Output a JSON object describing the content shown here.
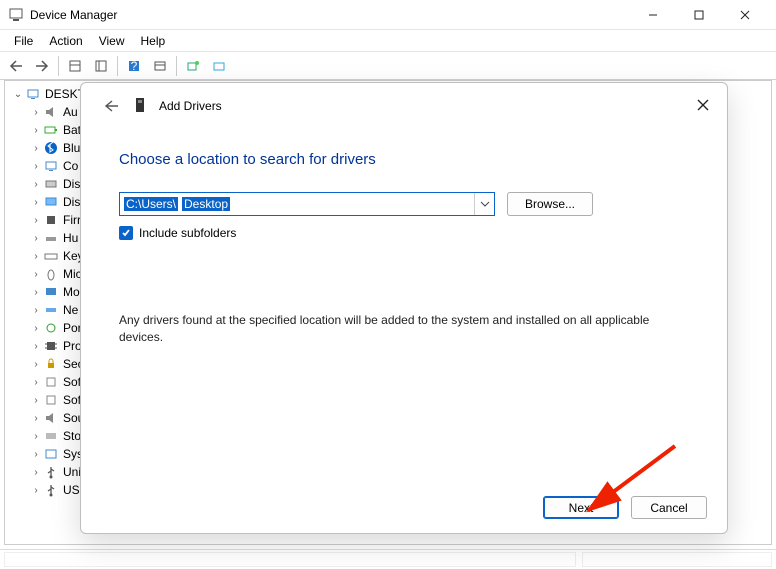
{
  "window": {
    "title": "Device Manager",
    "menus": [
      "File",
      "Action",
      "View",
      "Help"
    ]
  },
  "tree": {
    "root": "DESKTO",
    "items": [
      {
        "label": "Au",
        "icon": "speaker"
      },
      {
        "label": "Bat",
        "icon": "battery"
      },
      {
        "label": "Blu",
        "icon": "bluetooth"
      },
      {
        "label": "Co",
        "icon": "computer"
      },
      {
        "label": "Dis",
        "icon": "disk"
      },
      {
        "label": "Dis",
        "icon": "display"
      },
      {
        "label": "Firr",
        "icon": "firmware"
      },
      {
        "label": "Hu",
        "icon": "hid"
      },
      {
        "label": "Key",
        "icon": "keyboard"
      },
      {
        "label": "Mic",
        "icon": "mouse"
      },
      {
        "label": "Mo",
        "icon": "monitor"
      },
      {
        "label": "Ne",
        "icon": "network"
      },
      {
        "label": "Por",
        "icon": "port"
      },
      {
        "label": "Pro",
        "icon": "chip"
      },
      {
        "label": "Sec",
        "icon": "security"
      },
      {
        "label": "Sof",
        "icon": "software"
      },
      {
        "label": "Sof",
        "icon": "software"
      },
      {
        "label": "Sou",
        "icon": "sound"
      },
      {
        "label": "Sto",
        "icon": "storage"
      },
      {
        "label": "Sys",
        "icon": "system"
      },
      {
        "label": "Uni",
        "icon": "usb"
      },
      {
        "label": "USE",
        "icon": "usb"
      }
    ]
  },
  "dialog": {
    "title": "Add Drivers",
    "heading": "Choose a location to search for drivers",
    "path_a": "C:\\Users\\",
    "path_gap": "          ",
    "path_b": "Desktop",
    "browse": "Browse...",
    "include_label": "Include subfolders",
    "include_checked": true,
    "description": "Any drivers found at the specified location will be added to the system and installed on all applicable devices.",
    "next": "Next",
    "cancel": "Cancel"
  }
}
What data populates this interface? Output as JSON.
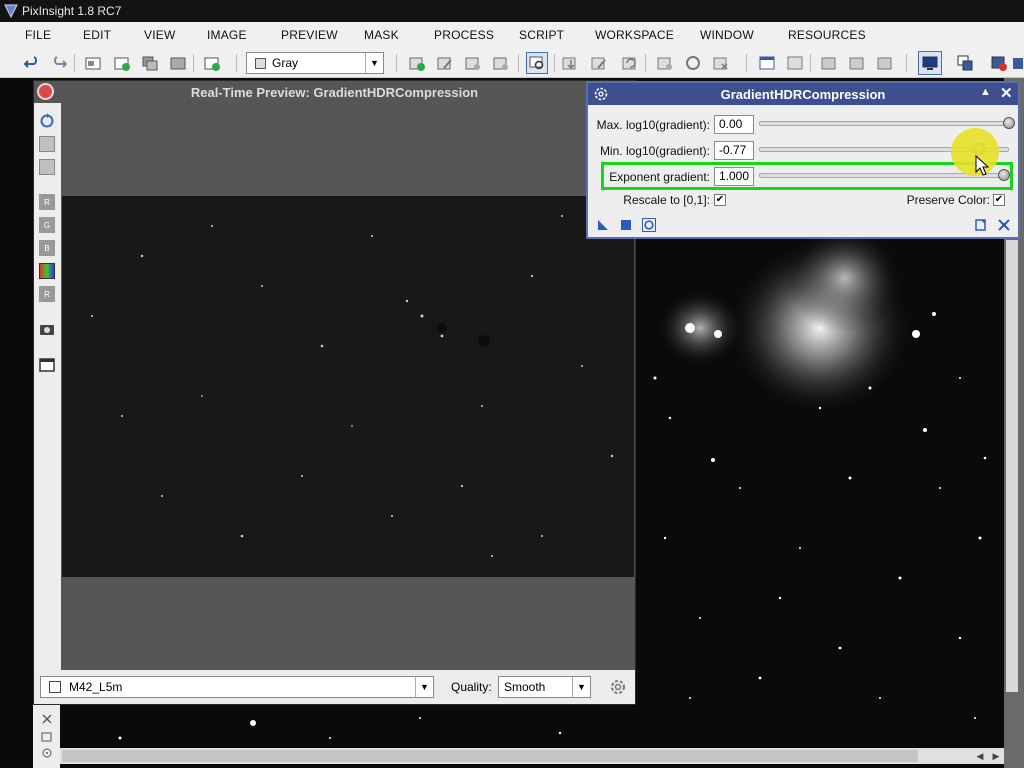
{
  "app": {
    "title": "PixInsight 1.8 RC7"
  },
  "menu": [
    "FILE",
    "EDIT",
    "VIEW",
    "IMAGE",
    "PREVIEW",
    "MASK",
    "PROCESS",
    "SCRIPT",
    "WORKSPACE",
    "WINDOW",
    "RESOURCES"
  ],
  "toolbar": {
    "color_space": "Gray"
  },
  "preview_window": {
    "title": "Real-Time Preview: GradientHDRCompression",
    "channel_buttons": [
      "R",
      "G",
      "B",
      "R"
    ],
    "view_selector": "M42_L5m",
    "quality_label": "Quality:",
    "quality_value": "Smooth"
  },
  "dialog": {
    "title": "GradientHDRCompression",
    "max_label": "Max. log10(gradient):",
    "max_value": "0.00",
    "min_label": "Min. log10(gradient):",
    "min_value": "-0.77",
    "exp_label": "Exponent gradient:",
    "exp_value": "1.000",
    "rescale_label": "Rescale to [0,1]:",
    "rescale_checked": true,
    "preserve_label": "Preserve Color:",
    "preserve_checked": true,
    "max_slider_fraction": 1.0,
    "min_slider_fraction": 0.88,
    "exp_slider_fraction": 0.98
  },
  "colors": {
    "dialog_title_bg": "#3d4f8f",
    "highlight": "#18d418",
    "cursor_halo": "#e6e128"
  }
}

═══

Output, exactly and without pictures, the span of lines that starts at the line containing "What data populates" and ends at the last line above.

◆ Answer for the task ◆
What data populates this interface? Output as JSON.
{
  "app": {
    "title": "PixInsight 1.8 RC7"
  },
  "menu": [
    "FILE",
    "EDIT",
    "VIEW",
    "IMAGE",
    "PREVIEW",
    "MASK",
    "PROCESS",
    "SCRIPT",
    "WORKSPACE",
    "WINDOW",
    "RESOURCES"
  ],
  "toolbar": {
    "color_space": "Gray"
  },
  "preview_window": {
    "title": "Real-Time Preview: GradientHDRCompression",
    "channel_buttons": [
      "R",
      "G",
      "B",
      "R"
    ],
    "view_selector": "M42_L5m",
    "quality_label": "Quality:",
    "quality_value": "Smooth"
  },
  "dialog": {
    "title": "GradientHDRCompression",
    "max_label": "Max. log10(gradient):",
    "max_value": "0.00",
    "min_label": "Min. log10(gradient):",
    "min_value": "-0.77",
    "exp_label": "Exponent gradient:",
    "exp_value": "1.000",
    "rescale_label": "Rescale to [0,1]:",
    "rescale_checked": true,
    "preserve_label": "Preserve Color:",
    "preserve_checked": true,
    "max_slider_fraction": 1.0,
    "min_slider_fraction": 0.88,
    "exp_slider_fraction": 0.98
  },
  "colors": {
    "dialog_title_bg": "#3d4f8f",
    "highlight": "#18d418",
    "cursor_halo": "#e6e128"
  }
}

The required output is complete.